“We plan to challenge Tesla and all comers to become the top EV maker in the world,” Farley said during a production launch event for the electric F-150 Lightning pickup. “That’s something that no one would have believed just two years ago from us. They’re going to look at this truck and believe it.”
Farley declined to put a timeframe on when the company could top Tesla. However, he said it will come down to product execution over the next four years and said the company has “every intention” of being the top electric pickup maker in the world.
“All we can control is the next four years, the next cycle of product,” Farley told reporters after the event, citing upcoming new products as well as investments in new supplies of vehicle batteries and technologies.
Ford has a lot to do to catch Tesla. The company plans to have the capability of producing 600,000 EVs by next year, including 150,000 F-150 Lightnings and 200,000 Ford Mach-E crossovers, Farley said. That compares with Tesla that delivered more than 930,000 EVs last year.
Ford said it plans to have the capacity to produce 2 million EVs globally by 2026.

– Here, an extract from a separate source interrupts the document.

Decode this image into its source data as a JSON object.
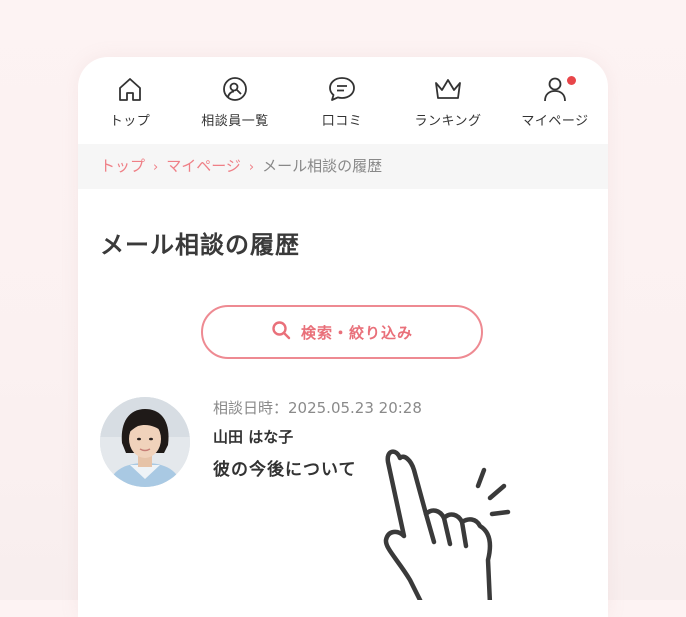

Farley said Ford has already produced 2,000 F-150 Lightnings during the vehicle’s first two weeks of production at a plant in Dearborn, Michigan. Rivian, which started production last fall, produced about 2,500 vehicles, including R1T electric pickups, during the first quarter.